Somewhere amidst the overlong two hour and twenty minute extravaganza is a plot, which unfortunately is where the movie falls flat. How can the plot be the movie’s downfall? Well the clues can be found throughout the film’s references to the director himself. Take the logo that opens the picture, as the Amblin Entertainment appears, the silhouette of the infamous E.T. bike flying over the moon appears as well. The feelings of pleasant bittersweet emotion are triggered, as we faintly recount the childlike awe experienced when we first viewed such an immersive sight. Yet “Ready Player One” comes off as more of show then tell.

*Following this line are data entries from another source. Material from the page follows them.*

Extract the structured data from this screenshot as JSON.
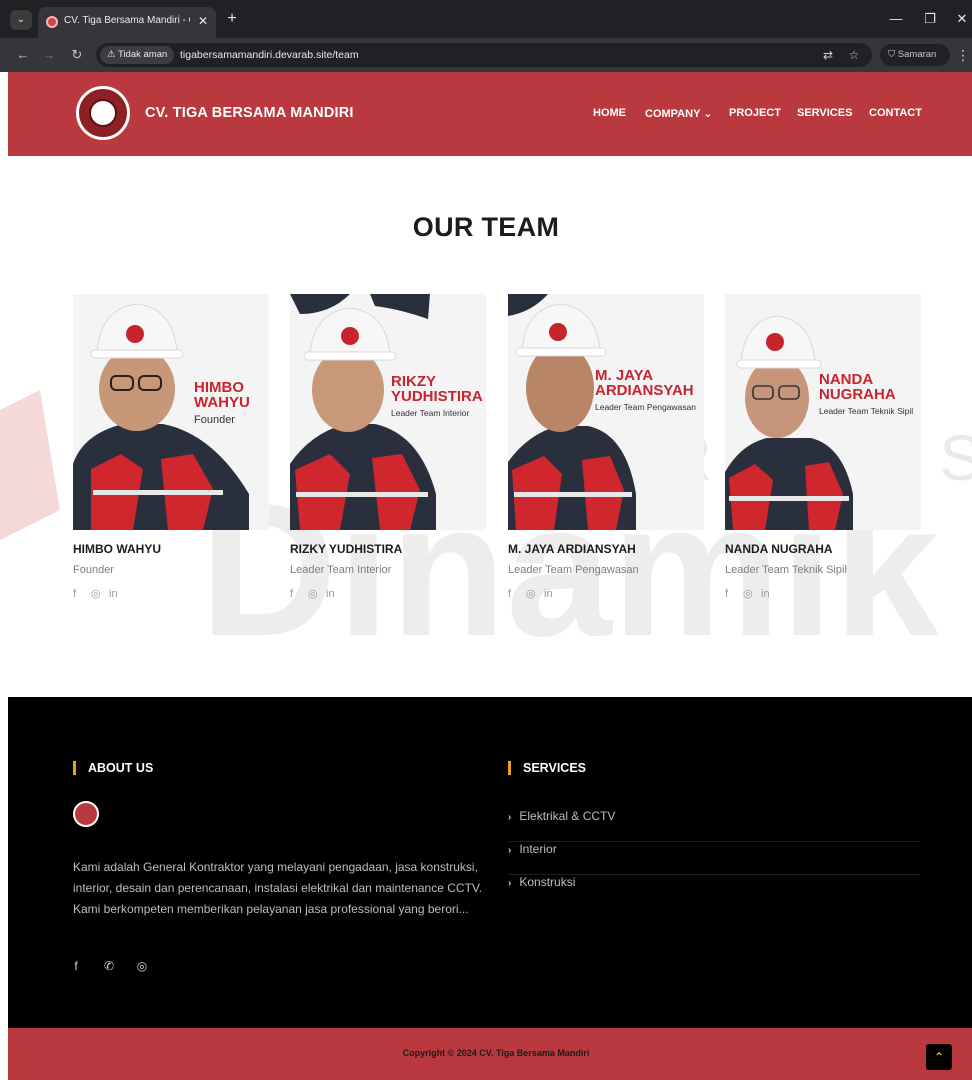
{
  "browser": {
    "tab_title": "CV. Tiga Bersama Mandiri - Our",
    "tab_close": "✕",
    "new_tab": "+",
    "security_label": "⚠ Tidak aman",
    "url": "tigabersamamandiri.devarab.site/team",
    "profile_label": "Samaran",
    "window": {
      "minimize": "—",
      "restore": "❐",
      "close": "✕"
    },
    "icons": {
      "back": "←",
      "forward": "→",
      "reload": "↻",
      "translate": "⇄",
      "star": "☆",
      "incognito": "⛉",
      "menu": "⋮",
      "tab_list": "⌄"
    }
  },
  "header": {
    "brand": "CV. TIGA BERSAMA MANDIRI",
    "nav": [
      "HOME",
      "COMPANY ⌄",
      "PROJECT",
      "SERVICES",
      "CONTACT"
    ]
  },
  "main": {
    "title": "OUR TEAM",
    "watermark": "UNIVERSITAS Dinamika",
    "team": [
      {
        "name": "HIMBO WAHYU",
        "role": "Founder",
        "photo_name_line1": "HIMBO",
        "photo_name_line2": "WAHYU",
        "photo_role": "Founder"
      },
      {
        "name": "RIZKY YUDHISTIRA",
        "role": "Leader Team Interior",
        "photo_name_line1": "RIKZY",
        "photo_name_line2": "YUDHISTIRA",
        "photo_role": "Leader Team Interior"
      },
      {
        "name": "M. JAYA ARDIANSYAH",
        "role": "Leader Team Pengawasan",
        "photo_name_line1": "M. JAYA",
        "photo_name_line2": "ARDIANSYAH",
        "photo_role": "Leader Team Pengawasan"
      },
      {
        "name": "NANDA NUGRAHA",
        "role": "Leader Team Teknik Sipil",
        "photo_name_line1": "NANDA",
        "photo_name_line2": "NUGRAHA",
        "photo_role": "Leader Team Teknik Sipil"
      }
    ],
    "social_icons": {
      "facebook": "f",
      "instagram": "◎",
      "linkedin": "in"
    }
  },
  "footer": {
    "about_heading": "ABOUT US",
    "about_text": "Kami adalah General Kontraktor yang melayani pengadaan, jasa konstruksi, interior, desain dan perencanaan, instalasi elektrikal dan maintenance CCTV. Kami berkompeten memberikan pelayanan jasa professional yang berori...",
    "social_icons": {
      "facebook": "f",
      "whatsapp": "✆",
      "instagram": "◎"
    },
    "services_heading": "SERVICES",
    "services": [
      "Elektrikal & CCTV",
      "Interior",
      "Konstruksi"
    ],
    "copyright": "Copyright © 2024 CV. Tiga Bersama Mandiri",
    "back_to_top": "⌃"
  },
  "colors": {
    "brand_red": "#b9393e",
    "accent_yellow": "#f0a01a",
    "footer_black": "#000000"
  }
}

The camera wistfully captures the action from all angles, as cinematographer Janusz Kamiński, long time partner of Spielberg, hearkens visual bliss, yet the emotional and dramatic charge is alarmingly sparse. In fact, where E.T.’s characters basked in youth and relatable qualities, such a concept seems foreign if not alienated by Watts and his colleagues who share no charisma or chemistry. Once in the real world, they act just as awkward as today’s gamer stereotypes, which seems ironic.
The branded slogan is “the only thing real is reality”, which is really, the least real part about the whole thing. Nonetheless, when push comes to shove, I found myself time and time again captivated by the unforgiving spot-on music of Van Halen and the exciting popcorn-action that features Ernest Cline’s fun callbacks to pop culture’s most memorable era. And although Spielberg’s adaptation of the bestselling novel may take the liberty of erasing the drama and insert even more 80’s memorabilia, if you take a leap of faith and jump (as Van Halen’s opening song suggests), you may not find yourself mystically soaring over the moon, but you may just experience an Easter egg hunt as entertaining as the ones you had as a kid.